[[ Material for the task open ]]
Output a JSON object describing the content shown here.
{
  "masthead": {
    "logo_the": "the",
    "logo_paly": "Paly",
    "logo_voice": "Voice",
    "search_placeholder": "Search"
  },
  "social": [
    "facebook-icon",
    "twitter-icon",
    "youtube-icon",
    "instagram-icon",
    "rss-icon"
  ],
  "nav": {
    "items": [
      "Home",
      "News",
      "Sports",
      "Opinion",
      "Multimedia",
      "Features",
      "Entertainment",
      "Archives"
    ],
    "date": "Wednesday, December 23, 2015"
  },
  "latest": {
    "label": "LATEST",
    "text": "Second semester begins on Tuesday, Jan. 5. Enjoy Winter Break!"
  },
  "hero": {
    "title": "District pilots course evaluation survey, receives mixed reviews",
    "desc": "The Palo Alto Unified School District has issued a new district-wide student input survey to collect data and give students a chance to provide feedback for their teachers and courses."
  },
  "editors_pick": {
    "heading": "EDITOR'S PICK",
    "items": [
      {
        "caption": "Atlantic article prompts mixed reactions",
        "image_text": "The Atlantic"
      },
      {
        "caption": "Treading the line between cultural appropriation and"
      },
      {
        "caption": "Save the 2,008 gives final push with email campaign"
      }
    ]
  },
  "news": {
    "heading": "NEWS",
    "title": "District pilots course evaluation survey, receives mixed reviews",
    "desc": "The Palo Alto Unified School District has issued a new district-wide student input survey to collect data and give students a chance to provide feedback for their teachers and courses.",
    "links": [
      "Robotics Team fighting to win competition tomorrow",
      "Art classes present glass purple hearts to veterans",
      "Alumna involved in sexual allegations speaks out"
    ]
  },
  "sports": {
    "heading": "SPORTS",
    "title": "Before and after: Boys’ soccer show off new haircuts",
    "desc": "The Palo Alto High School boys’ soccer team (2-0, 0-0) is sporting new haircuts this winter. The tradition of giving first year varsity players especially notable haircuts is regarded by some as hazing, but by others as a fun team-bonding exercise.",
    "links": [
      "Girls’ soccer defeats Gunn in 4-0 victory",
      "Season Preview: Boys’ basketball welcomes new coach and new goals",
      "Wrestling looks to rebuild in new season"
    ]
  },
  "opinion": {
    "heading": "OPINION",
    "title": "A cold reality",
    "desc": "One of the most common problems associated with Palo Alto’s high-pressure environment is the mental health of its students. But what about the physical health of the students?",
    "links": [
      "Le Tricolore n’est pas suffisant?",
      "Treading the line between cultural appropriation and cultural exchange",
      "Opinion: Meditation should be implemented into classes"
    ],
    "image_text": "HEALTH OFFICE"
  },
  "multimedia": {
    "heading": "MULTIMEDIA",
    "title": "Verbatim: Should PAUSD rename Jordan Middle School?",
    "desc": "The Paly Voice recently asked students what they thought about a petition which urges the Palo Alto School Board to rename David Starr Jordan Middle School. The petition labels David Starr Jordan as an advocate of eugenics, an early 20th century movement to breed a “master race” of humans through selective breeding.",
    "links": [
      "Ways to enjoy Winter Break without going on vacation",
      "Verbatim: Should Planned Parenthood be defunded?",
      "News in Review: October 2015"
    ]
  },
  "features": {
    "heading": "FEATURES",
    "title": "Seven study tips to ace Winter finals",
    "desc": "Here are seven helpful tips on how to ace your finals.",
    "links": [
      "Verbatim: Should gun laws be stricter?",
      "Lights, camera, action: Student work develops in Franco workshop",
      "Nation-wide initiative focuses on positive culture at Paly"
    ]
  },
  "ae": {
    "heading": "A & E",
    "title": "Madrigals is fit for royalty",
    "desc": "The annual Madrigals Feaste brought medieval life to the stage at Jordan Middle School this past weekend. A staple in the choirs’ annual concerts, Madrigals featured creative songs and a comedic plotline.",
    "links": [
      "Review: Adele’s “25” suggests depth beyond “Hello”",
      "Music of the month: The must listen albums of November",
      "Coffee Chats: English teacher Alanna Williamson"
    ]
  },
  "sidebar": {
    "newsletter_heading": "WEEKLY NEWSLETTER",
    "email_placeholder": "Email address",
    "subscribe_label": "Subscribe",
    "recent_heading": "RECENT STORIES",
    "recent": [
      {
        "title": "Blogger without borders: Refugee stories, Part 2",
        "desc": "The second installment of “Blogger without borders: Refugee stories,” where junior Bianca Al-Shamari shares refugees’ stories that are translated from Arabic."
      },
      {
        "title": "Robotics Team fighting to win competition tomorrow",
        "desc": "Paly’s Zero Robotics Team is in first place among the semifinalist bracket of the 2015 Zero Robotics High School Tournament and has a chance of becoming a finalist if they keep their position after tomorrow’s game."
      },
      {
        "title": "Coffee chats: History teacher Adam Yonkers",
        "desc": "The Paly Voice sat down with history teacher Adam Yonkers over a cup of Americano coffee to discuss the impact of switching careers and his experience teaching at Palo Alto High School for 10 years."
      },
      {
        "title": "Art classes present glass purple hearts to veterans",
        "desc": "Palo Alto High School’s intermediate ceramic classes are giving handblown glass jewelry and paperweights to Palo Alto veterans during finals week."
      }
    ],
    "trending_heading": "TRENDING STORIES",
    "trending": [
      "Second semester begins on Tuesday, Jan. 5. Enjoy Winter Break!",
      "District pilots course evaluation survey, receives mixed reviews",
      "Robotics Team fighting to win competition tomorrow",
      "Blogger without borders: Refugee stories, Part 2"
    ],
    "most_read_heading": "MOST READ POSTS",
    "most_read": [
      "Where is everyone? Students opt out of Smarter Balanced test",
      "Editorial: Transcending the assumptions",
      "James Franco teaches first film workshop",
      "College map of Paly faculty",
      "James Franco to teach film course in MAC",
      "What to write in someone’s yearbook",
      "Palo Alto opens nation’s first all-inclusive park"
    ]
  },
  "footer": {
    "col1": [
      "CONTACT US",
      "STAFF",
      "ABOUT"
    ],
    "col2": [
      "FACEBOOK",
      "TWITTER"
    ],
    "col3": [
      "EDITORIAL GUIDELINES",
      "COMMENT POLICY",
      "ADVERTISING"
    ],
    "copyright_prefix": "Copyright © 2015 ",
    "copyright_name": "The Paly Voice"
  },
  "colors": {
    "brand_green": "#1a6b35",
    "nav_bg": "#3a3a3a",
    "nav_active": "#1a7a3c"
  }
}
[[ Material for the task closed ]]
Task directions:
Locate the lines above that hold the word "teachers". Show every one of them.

Exercise solution:
    "desc": "The Palo Alto Unified School District has issued a new district-wide student input survey to collect data and give students a chance to provide feedback for their teachers and courses."
    "desc": "The Palo Alto Unified School District has issued a new district-wide student input survey to collect data and give students a chance to provide feedback for their teachers and courses.",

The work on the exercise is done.